(Schedule of Condition: This describes the state of fixtures and fittings and free standing articles and that of the property itself.)
Jointly and Severally: A legal expression where two or more persons are held responsible under one tenancy. Each can be held responsible for the whole of the tenancy as well as his share.
Landlord’s Gas Safety: Commonly called the ‘Gas Certificate’, issued by a Corgi registered contactor.
Law of Contract: Law of Contract Tenancy/ Tenancies outside the scope of the Housing Acts of 1988 and 1996 and subject to the standard provisions of contracts.
Lease: A legal estate for a term of years. The lease sets out the rights and responsibilities of both parties.
Leasehold Consent: Owners of property which is 'Leasehold' may find that their lease requires them to apply for consent to sublet from their head Landlord.
Lessee: The tenant.
Lessor: The Landlord.
Managing Agent: A professional person or company responsible under an agency agreement for the maintenance and management of the property.
Multiple Occupation: A property occupied by more than one tenant and not used as a single home, e.g. individual and private rooms which may be locked but where tenants share facilities. Also, any residential property which is occupied by separate tenants under individual agreements.
Non-Housing Act: Residential tenancies which do not meet the criteria of the Housing Act 1988 and Tenancies Act 1996 are collectively known as Non-Housing Act Tenancies.
NRL 1: Non- Residence Landlord Scheme form which is sent to the Inland Revenue.
Notices: Formal written statements to a party to a tenancy specifying certain statements and proposals. Formal documents issued at certain points during a tenancy.
Occupancy Rights: Contained within the tenancy agreement giving the tenant right to occupancy of the property.
Owner Occupier: The person who owns the property who is, has been and will be living in the property as his sole or principle residence (relevant to Ground 1).
Parties: Landlord and tenant (and possibly a guarantor) who come together to sign a tenancy agreement.
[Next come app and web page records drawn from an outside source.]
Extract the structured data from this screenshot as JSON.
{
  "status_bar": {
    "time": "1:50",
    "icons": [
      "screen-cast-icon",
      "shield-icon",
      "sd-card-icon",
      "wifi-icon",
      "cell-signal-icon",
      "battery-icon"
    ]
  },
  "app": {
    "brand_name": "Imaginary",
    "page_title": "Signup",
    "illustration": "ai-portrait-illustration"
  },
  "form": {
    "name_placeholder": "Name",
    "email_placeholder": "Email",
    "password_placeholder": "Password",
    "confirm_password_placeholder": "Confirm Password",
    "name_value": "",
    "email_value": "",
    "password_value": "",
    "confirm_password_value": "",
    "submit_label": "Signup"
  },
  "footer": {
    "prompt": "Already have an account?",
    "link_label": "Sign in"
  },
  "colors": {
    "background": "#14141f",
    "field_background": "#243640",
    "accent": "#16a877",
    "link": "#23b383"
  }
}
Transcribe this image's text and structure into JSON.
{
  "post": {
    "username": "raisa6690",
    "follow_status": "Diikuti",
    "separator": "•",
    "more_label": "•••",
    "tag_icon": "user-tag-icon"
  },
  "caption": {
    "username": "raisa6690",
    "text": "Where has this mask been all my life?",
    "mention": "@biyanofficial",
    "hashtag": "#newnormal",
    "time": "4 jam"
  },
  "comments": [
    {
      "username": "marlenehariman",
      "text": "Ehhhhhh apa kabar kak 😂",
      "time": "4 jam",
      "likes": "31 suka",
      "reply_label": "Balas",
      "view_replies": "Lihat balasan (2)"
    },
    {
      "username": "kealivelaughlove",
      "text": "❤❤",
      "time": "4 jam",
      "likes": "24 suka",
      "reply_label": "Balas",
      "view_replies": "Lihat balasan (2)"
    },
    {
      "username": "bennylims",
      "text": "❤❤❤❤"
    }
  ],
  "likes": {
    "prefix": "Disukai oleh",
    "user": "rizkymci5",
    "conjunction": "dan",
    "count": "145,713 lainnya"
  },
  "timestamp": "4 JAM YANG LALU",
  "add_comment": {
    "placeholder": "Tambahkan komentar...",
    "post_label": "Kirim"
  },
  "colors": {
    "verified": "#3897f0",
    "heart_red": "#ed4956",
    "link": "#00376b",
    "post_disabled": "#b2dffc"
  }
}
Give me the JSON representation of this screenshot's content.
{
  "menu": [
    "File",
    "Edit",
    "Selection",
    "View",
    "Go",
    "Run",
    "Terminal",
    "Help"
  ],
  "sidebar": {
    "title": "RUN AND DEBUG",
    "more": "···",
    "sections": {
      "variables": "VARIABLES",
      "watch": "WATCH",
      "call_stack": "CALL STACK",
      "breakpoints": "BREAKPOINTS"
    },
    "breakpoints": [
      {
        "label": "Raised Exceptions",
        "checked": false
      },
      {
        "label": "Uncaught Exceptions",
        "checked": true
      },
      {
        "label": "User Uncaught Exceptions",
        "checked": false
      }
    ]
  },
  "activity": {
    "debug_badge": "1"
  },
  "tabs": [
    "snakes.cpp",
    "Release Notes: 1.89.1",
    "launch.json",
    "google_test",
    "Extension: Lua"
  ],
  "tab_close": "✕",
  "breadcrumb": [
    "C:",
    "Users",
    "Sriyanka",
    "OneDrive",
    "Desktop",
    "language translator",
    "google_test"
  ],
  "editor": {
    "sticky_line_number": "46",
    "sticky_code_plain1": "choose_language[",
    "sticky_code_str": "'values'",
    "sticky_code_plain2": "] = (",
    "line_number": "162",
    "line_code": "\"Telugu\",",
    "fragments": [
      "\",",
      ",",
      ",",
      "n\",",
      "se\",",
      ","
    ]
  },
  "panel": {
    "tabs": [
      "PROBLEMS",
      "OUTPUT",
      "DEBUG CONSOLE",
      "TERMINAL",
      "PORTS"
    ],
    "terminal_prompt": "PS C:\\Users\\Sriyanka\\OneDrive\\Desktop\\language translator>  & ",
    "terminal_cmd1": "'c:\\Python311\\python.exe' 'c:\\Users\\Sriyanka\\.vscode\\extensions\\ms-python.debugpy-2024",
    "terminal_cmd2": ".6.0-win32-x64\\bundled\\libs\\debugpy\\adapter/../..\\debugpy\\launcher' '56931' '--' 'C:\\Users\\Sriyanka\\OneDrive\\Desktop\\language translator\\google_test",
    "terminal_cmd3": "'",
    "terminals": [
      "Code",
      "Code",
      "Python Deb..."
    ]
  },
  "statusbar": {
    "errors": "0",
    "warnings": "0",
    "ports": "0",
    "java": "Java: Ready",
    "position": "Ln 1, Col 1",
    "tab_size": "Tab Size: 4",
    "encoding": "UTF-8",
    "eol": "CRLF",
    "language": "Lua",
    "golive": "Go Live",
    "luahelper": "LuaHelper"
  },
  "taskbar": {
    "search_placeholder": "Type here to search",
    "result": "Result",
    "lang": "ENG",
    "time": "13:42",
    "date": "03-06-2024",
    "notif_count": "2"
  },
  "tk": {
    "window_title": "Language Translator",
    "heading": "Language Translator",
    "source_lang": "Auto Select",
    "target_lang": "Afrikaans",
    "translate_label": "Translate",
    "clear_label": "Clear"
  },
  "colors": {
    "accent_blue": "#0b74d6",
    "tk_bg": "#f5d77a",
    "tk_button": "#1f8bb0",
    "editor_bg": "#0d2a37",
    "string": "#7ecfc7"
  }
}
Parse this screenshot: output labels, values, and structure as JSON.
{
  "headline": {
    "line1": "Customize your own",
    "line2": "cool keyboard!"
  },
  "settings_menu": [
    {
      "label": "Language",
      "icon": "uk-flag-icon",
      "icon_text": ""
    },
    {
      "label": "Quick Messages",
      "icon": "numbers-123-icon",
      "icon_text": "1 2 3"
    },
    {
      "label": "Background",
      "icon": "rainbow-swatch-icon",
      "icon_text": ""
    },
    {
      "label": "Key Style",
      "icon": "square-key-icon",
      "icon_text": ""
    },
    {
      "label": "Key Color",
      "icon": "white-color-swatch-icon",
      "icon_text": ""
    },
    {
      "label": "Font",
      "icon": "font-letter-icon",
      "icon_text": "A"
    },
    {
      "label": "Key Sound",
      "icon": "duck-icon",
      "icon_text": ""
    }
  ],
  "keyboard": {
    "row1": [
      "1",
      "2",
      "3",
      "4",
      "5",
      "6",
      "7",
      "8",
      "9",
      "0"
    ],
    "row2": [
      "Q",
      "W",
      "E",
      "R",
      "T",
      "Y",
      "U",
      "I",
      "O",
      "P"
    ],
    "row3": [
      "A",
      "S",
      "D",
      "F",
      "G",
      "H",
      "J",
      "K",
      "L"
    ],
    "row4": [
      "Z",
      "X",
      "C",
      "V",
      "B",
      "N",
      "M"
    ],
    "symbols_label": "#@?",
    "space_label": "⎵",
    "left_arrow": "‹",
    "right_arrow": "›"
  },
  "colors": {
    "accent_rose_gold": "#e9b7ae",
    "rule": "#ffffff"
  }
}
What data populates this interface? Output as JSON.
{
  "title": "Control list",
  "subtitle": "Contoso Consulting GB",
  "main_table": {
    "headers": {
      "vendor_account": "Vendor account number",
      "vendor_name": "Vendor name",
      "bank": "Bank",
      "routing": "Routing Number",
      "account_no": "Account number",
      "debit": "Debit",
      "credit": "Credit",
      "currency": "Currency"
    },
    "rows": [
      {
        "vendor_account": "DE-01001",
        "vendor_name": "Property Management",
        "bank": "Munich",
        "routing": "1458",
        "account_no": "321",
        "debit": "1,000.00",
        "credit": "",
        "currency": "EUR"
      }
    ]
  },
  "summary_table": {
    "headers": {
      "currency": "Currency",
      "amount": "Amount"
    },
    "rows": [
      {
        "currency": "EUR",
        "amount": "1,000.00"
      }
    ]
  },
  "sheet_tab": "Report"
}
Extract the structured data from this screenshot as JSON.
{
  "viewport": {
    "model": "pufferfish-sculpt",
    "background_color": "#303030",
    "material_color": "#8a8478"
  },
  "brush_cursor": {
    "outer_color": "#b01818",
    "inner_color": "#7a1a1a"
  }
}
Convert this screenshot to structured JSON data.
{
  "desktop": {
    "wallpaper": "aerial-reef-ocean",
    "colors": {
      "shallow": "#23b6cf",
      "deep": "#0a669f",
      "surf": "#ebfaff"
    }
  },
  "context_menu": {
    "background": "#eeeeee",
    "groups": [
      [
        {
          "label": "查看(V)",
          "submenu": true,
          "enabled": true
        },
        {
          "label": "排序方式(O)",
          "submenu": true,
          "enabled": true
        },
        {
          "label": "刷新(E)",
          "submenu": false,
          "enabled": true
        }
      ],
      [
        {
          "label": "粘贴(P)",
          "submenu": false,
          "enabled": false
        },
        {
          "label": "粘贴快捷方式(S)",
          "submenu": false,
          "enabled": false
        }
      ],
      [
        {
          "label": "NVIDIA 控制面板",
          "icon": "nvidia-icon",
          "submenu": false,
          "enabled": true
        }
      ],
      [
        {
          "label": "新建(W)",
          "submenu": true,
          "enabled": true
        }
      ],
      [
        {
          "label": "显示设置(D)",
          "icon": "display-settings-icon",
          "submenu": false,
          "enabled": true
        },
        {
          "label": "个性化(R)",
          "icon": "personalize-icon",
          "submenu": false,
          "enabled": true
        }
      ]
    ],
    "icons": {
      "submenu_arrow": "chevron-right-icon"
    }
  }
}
They are collectively known as ‘The Parties’ to the agreement.
Periodic Tenancy: Either Contractual Periodic - a tenancy which is contracted by agreement to run from month to month or Statutory Periodic - when a fixed term comes to an end and the tenant remains, by agreement, in the property under the same terms and conditions as the original agreement and runs from month to month or quarter to quarter, depending upon the basis on which the rent is paid.
Power of Attorney: A legal document giving a third party an absolute or limited right over the principal’s property and assets.
Public Liability Insurance: An insurance policy designed to protect members of the public injured or affected by an accident or occurrence.
Resident Landlord: Where the Landlord occupies part of the dwelling as his main or principle home and lets the rest of it.
Social Housing: Mainly Local Authority, Housing Association or Trust property.
Stakeholder: A third party or agent whose responsibility is to hold the deposit and distribute at the end of the agreement by mutual consent.
Stamping Tenancy: Required under the Stamps Act 1891. On payment of duty, the amount of money detailed in the Act, due to the Inland Revenue.
Statutory Obligations: Requirements and obligations placed on Landlords and/or their agents by Acts of Parliament – i.e. Law of the Land.
Subject to Contract: A Legal term placed as a heading on pre-contract letters to make it clear in law that the contents of that document do not constitute a contract.
Sublet: The action of a tenant in letting the accommodation to be occupied by another person for a lesser term.
Tax Exemption: An exemption number issued by the Inland Revenue Office (FICO) to your agency approving the passing of rents to the customer without a tax deduction.
Term: The period shown in the Tenancy Agreement as the length of the letting.
Term of Contract: An expression referring to stipulated rights or responsibilities expressed in a contract.
Termination: The ending of a tenancy.
To Clear Monies: To pass through the banking system. To ensure money, other than cash or bankers’ drafts, is secure in your account and available for use.